Nor is BOEMRE acceding to demands from opposing quarters to permit greater scrutiny of future drilling plans by making them public.
Days after the bureau issued its first deepwater drilling permit, the organization OMB Watch complained of "lack of transparency" at BOEMRE. "Without adequate disclosure of key permit information, environmental advocates worry that plans to prevent or manage emergencies on oil rigs may be insufficient or missing entirely," the watchdog says.
Between the two extremes stands Elgie Holstein. BOEMRE "is doing exactly what needs to be done-building a new framework for permitting offshore drilling," says Holstein, senior director of strategic planning at the Environmental Defense Fund. The new safety and environmental protections BOEMRE requires do, indeed, "represent higher hurdles for the industry to clear," he says. And despite the hostility from some, "on the whole, I think, the industry understands that it has to play by a new set of rules."

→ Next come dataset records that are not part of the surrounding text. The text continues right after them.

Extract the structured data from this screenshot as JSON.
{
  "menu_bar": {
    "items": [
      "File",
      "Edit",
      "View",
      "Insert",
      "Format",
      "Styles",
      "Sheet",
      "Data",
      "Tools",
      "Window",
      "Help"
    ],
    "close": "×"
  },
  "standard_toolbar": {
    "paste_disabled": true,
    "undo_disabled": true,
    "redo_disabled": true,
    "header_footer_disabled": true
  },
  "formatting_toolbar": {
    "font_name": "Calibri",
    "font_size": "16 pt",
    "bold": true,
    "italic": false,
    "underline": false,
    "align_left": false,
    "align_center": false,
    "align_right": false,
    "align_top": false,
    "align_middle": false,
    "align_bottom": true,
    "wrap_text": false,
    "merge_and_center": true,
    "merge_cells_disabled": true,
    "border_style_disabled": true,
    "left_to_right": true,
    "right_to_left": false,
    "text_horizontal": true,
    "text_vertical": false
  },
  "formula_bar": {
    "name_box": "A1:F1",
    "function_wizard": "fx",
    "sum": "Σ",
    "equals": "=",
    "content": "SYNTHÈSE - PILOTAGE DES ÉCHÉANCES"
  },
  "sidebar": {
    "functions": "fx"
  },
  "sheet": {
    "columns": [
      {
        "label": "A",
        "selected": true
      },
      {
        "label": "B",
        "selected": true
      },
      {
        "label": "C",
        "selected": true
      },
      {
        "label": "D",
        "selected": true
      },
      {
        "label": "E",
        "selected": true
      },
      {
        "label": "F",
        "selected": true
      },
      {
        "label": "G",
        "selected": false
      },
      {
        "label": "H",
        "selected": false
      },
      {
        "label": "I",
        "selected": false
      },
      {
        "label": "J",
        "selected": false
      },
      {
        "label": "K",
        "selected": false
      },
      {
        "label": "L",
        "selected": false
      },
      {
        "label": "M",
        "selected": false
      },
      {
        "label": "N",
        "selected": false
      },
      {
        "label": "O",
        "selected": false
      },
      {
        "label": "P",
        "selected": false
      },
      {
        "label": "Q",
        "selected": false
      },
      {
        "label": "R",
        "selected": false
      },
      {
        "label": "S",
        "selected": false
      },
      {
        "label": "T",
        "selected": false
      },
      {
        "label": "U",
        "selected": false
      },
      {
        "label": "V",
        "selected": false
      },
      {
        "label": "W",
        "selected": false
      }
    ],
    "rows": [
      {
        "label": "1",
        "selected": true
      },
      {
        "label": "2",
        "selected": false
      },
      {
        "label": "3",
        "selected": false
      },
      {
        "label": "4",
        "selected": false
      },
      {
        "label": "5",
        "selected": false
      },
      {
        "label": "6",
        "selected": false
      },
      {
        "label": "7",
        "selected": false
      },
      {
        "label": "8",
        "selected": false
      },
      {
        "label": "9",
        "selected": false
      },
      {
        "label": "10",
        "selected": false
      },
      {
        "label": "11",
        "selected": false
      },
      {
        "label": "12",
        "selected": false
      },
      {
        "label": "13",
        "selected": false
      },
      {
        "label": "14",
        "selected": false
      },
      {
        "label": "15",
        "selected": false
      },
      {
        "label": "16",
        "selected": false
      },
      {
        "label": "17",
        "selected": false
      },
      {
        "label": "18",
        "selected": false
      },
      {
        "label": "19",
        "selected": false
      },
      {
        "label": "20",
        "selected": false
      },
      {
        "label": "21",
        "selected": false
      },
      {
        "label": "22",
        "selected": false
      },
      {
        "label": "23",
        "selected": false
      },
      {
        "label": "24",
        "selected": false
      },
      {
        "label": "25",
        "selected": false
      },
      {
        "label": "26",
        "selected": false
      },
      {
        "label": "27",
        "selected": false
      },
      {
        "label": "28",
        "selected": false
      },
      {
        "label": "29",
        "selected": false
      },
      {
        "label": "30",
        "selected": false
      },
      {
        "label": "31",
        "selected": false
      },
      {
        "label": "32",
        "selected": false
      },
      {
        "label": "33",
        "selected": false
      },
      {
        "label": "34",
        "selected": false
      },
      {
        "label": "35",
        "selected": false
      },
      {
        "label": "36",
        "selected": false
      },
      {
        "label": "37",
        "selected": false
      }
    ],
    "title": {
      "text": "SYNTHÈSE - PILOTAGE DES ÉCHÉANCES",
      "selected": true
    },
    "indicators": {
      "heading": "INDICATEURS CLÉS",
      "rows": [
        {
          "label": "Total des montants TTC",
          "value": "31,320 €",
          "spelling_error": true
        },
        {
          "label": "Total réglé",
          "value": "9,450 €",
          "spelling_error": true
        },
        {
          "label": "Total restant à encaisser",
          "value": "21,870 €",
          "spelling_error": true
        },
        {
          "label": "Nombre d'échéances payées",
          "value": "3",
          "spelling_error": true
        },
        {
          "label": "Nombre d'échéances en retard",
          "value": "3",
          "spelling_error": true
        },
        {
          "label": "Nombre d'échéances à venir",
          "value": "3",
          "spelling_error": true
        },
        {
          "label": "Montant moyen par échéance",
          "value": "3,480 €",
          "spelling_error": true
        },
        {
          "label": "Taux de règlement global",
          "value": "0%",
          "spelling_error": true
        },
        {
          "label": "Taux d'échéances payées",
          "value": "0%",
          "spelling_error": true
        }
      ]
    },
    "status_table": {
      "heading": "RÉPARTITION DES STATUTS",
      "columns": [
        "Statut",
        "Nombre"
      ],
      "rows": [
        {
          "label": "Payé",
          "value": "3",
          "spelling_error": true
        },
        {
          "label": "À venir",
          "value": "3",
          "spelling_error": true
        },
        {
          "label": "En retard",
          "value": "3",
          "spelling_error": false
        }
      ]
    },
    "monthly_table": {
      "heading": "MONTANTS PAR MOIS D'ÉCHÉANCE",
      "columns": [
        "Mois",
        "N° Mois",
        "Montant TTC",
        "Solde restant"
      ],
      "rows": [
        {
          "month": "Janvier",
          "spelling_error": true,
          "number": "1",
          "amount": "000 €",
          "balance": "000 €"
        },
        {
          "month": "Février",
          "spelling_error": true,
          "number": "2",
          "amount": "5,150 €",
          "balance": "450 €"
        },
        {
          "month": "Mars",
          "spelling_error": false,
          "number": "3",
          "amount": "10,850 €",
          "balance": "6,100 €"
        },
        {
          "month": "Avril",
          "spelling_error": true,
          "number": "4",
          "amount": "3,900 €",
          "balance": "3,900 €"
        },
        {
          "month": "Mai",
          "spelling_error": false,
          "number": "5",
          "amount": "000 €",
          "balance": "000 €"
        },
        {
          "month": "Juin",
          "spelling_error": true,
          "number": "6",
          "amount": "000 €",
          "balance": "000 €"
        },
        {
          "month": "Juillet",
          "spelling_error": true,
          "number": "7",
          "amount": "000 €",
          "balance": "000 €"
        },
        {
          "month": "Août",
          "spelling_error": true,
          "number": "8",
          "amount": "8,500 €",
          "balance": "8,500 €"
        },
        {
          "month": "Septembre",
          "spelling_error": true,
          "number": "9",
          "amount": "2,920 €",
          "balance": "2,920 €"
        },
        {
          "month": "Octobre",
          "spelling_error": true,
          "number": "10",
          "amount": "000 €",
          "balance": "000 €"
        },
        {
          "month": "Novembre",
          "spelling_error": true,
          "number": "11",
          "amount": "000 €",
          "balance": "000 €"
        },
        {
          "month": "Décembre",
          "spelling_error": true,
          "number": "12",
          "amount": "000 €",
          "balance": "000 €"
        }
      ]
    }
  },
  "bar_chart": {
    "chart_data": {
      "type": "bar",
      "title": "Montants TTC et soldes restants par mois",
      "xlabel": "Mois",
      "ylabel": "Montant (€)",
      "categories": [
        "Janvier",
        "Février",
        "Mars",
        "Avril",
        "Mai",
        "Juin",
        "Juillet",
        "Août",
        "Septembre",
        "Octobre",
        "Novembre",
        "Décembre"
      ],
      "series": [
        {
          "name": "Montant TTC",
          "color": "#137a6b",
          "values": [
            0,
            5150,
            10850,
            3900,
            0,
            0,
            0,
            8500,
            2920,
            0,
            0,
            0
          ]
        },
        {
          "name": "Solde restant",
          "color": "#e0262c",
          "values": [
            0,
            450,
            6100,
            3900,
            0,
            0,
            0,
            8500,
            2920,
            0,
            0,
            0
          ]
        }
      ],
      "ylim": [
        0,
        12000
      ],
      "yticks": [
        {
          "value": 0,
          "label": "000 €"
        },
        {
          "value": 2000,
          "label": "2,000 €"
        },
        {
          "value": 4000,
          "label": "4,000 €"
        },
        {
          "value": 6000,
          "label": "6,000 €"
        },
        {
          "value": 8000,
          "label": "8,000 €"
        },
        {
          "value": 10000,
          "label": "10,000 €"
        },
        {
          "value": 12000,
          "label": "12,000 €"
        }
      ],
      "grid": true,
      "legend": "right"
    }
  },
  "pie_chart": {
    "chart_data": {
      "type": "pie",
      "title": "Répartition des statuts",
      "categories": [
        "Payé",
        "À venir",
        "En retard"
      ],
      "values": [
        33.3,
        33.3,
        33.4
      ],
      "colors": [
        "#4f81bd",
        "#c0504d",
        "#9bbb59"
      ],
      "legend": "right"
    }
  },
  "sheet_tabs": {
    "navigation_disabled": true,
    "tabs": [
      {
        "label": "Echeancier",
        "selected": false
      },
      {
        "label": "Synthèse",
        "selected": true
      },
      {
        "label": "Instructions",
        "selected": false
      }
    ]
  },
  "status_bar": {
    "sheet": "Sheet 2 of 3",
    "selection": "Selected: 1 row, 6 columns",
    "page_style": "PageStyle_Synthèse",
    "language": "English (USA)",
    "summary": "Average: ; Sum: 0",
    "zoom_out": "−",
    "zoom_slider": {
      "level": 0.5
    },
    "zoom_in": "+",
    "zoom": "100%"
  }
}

But the responsibility to reform isn't industry's alone, Holstein adds. "The government has to demonstrate that it's prepared to be a responsible steward of resources. The government clearly has a duty to protect natural resources and the lives of workers," he says.
For the government, BOEMRE is only part of the solution. The Interior Department has created the Bureau of Safety and Environmental Enforcement to enforce new regulations and the Office of Natural Resources Revenue to oversee oil royalties. All three functions-issuing permits, enforcing safety regulations and collecting royalties-were performed by the Minerals Management Service. Many believe MMS failed because it had conflicting missions. "It was expected to promote resource development, to enforce safety regulations and to maximize revenues from offshore operations," Bromwich says.
"Separating leasing from policing needed to be done," Holstein says. But that alone won't prevent future oil drilling disasters. "What will make a difference in the long run is whether future administrations put worker safety and environmental protection first, ahead of revenue goals."
William Matthews is a freelance journalist who has covered government and technology in Washington for two decades.